                        that the soldiers could not get out of their minds, a girl whom they had raped many times during the course of the afternoon. 

                                                            All during her torture, this girl, an evangelical Christian, had sung hymns. 

 

 

 

' She had kept right on singing, too, even after they had done what had to be done, and shot her in the chest.  She had lain there

on La Cruz with the blood flowing from her chest, and had kept on singing - a bit weaker than before, but still singing.  And the

soldiers, stupefied, had watched and pointed.  Then they had grown tired of the game and shot her again, and she sang still, and

their wonder began to turn to fear - until finally they had unsheathed their machetes and hacked through her neck,

and at last the singing had stopped.'

 

 

 

La Cruz was the name of the hill where the soldiers raped and murdered.
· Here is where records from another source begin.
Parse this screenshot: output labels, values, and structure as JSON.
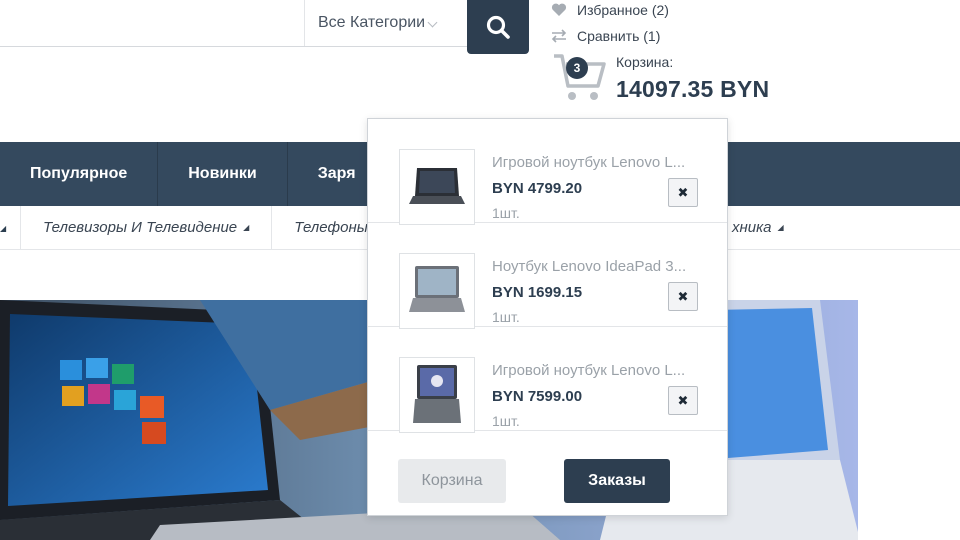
{
  "search": {
    "placeholder": "",
    "category_label": "Все Категории"
  },
  "header": {
    "wishlist": "Избранное (2)",
    "compare": "Сравнить (1)",
    "cart": {
      "count": "3",
      "label": "Корзина:",
      "total": "14097.35 BYN"
    }
  },
  "nav": {
    "items": [
      {
        "label": "Популярное"
      },
      {
        "label": "Новинки"
      },
      {
        "label": "Заря"
      }
    ]
  },
  "subnav": {
    "items": [
      {
        "label": "Телевизоры И Телевидение"
      },
      {
        "label": "Телефоны"
      },
      {
        "label": "хника"
      }
    ]
  },
  "cart_dropdown": {
    "items": [
      {
        "name": "Игровой ноутбук Lenovo L...",
        "price": "BYN 4799.20",
        "qty": "1шт.",
        "remove": "✖"
      },
      {
        "name": "Ноутбук Lenovo IdeaPad 3...",
        "price": "BYN 1699.15",
        "qty": "1шт.",
        "remove": "✖"
      },
      {
        "name": "Игровой ноутбук Lenovo L...",
        "price": "BYN 7599.00",
        "qty": "1шт.",
        "remove": "✖"
      }
    ],
    "cart_button": "Корзина",
    "orders_button": "Заказы"
  },
  "colors": {
    "primary": "#2d3e50",
    "nav_bg": "#34495e",
    "muted_text": "#9aa1a8"
  },
  "icons": {
    "search": "search-icon",
    "wishlist": "heart-icon",
    "compare": "compare-arrows-icon",
    "cart": "cart-icon",
    "remove": "close-icon"
  }
}
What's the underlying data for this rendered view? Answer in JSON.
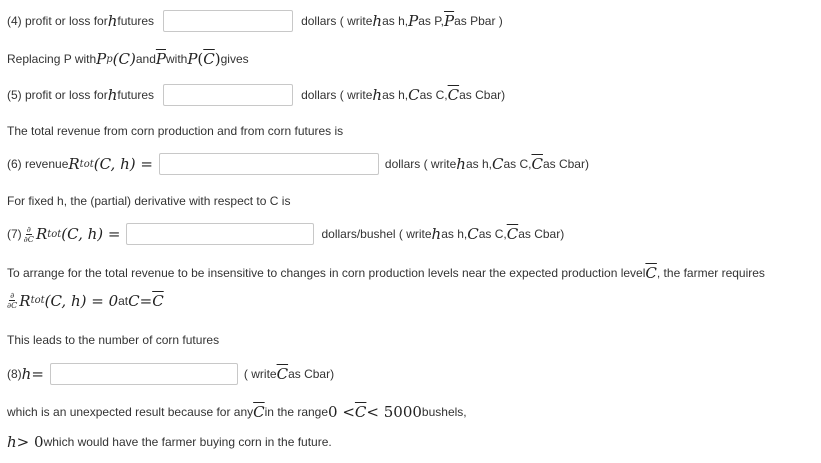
{
  "q4": {
    "label": "(4) profit or loss for ",
    "var": "h",
    "label_tail": " futures",
    "value": "",
    "hint_pre": "dollars ( write ",
    "hint_h": "h",
    "hint_mid1": " as h, ",
    "hint_P": "P",
    "hint_mid2": " as P, ",
    "hint_Pbar": "P",
    "hint_tail": " as Pbar )"
  },
  "replacing": {
    "pre": "Replacing P with ",
    "Pp": "P",
    "p_sub": "p",
    "C_arg": "(C)",
    "and": " and ",
    "Pbar": "P",
    "with": " with ",
    "P2": "P",
    "Cbar_open": "(",
    "Cbar": "C",
    "Cbar_close": ")",
    "gives": " gives"
  },
  "q5": {
    "label": "(5) profit or loss for ",
    "var": "h",
    "label_tail": " futures",
    "value": "",
    "hint_pre": "dollars ( write ",
    "hint_h": "h",
    "hint_mid1": " as h, ",
    "hint_C": "C",
    "hint_mid2": " as C, ",
    "hint_Cbar": "C",
    "hint_tail": " as Cbar)"
  },
  "total_revenue_text": "The total revenue from corn production and from corn futures is",
  "q6": {
    "label": "(6) revenue ",
    "R": "R",
    "sub": "tot",
    "args": "(C, h) =",
    "value": "",
    "hint_pre": "dollars ( write ",
    "hint_h": "h",
    "hint_mid1": " as h, ",
    "hint_C": "C",
    "hint_mid2": " as C, ",
    "hint_Cbar": "C",
    "hint_tail": " as Cbar)"
  },
  "fixed_h_text": "For fixed h, the (partial) derivative with respect to C is",
  "q7": {
    "label": "(7) ",
    "frac_num": "∂",
    "frac_den": "∂C",
    "R": "R",
    "sub": "tot",
    "args": "(C, h) =",
    "value": "",
    "hint_pre": "dollars/bushel ( write ",
    "hint_h": "h",
    "hint_mid1": " as h, ",
    "hint_C": "C",
    "hint_mid2": " as C, ",
    "hint_Cbar": "C",
    "hint_tail": " as Cbar)"
  },
  "arrange": {
    "text_pre": "To arrange for the total revenue to be insensitive to changes in corn production levels near the expected production level ",
    "Cbar": "C",
    "text_tail": ", the farmer requires"
  },
  "requires": {
    "frac_num": "∂",
    "frac_den": "∂C",
    "R": "R",
    "sub": "tot",
    "args": "(C, h) = 0",
    "at": " at ",
    "C": "C",
    "eq": " = ",
    "Cbar": "C"
  },
  "leads_text": "This leads to the number of corn futures",
  "q8": {
    "label": "(8) ",
    "h": "h",
    "eq": " =",
    "value": "",
    "hint_pre": "( write ",
    "hint_Cbar": "C",
    "hint_tail": " as Cbar)"
  },
  "unexpected": {
    "pre": "which is an unexpected result because for any ",
    "Cbar": "C",
    "mid": " in the range ",
    "range_a": "0 < ",
    "range_Cbar": "C",
    "range_b": " < 5000",
    "tail": " bushels,"
  },
  "final": {
    "h": "h",
    "gt": " > 0",
    "tail": " which would have the farmer buying corn in the future."
  }
}
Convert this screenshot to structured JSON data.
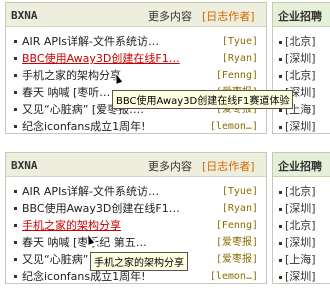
{
  "panels": [
    {
      "header": {
        "title": "BXNA",
        "more": "更多内容",
        "daily": "[日志作者]"
      },
      "items": [
        {
          "title": "AIR APIs详解-文件系统访…",
          "author": "[Tyue]"
        },
        {
          "title": "BBC使用Away3D创建在线F1…",
          "author": "[Ryan]"
        },
        {
          "title": "手机之家的架构分享",
          "author": "[Fenng]"
        },
        {
          "title": "春天  呐喊 [枣听…",
          "author": "[爱枣报]"
        },
        {
          "title": "又见“心脏病” [爱枣报:…",
          "author": "[爱枣报]"
        },
        {
          "title": "纪念iconfans成立1周年!",
          "author": "[lemon…]"
        }
      ],
      "side": {
        "title": "企业招聘",
        "items": [
          "[北京]",
          "[深圳]",
          "[北京]",
          "[深圳]",
          "[上海]",
          "[深圳]"
        ]
      },
      "tooltip": "BBC使用Away3D创建在线F1赛道体验"
    },
    {
      "header": {
        "title": "BXNA",
        "more": "更多内容",
        "daily": "[日志作者]"
      },
      "items": [
        {
          "title": "AIR APIs详解-文件系统访…",
          "author": "[Tyue]"
        },
        {
          "title": "BBC使用Away3D创建在线F1…",
          "author": "[Ryan]"
        },
        {
          "title": "手机之家的架构分享",
          "author": "[Fenng]"
        },
        {
          "title": "春天  呐喊 [枣乐纪 第五…",
          "author": "[爱枣报]"
        },
        {
          "title": "又见“心脏病” [爱枣报:…",
          "author": "[爱枣报]"
        },
        {
          "title": "纪念iconfans成立1周年!",
          "author": "[lemon…]"
        }
      ],
      "side": {
        "title": "企业招聘",
        "items": [
          "[北京]",
          "[深圳]",
          "[北京]",
          "[深圳]",
          "[上海]",
          "[深圳]"
        ]
      },
      "tooltip": "手机之家的架构分享"
    }
  ],
  "colors": {
    "active_link": "#cc0000",
    "author": "#8a6d00",
    "daily_link": "#d06a00",
    "tooltip_bg": "#ffffe1"
  }
}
The name, of course, means 'The Cross'."

 

 

 

Gil Bailie,

"Violence Unveiled"

1995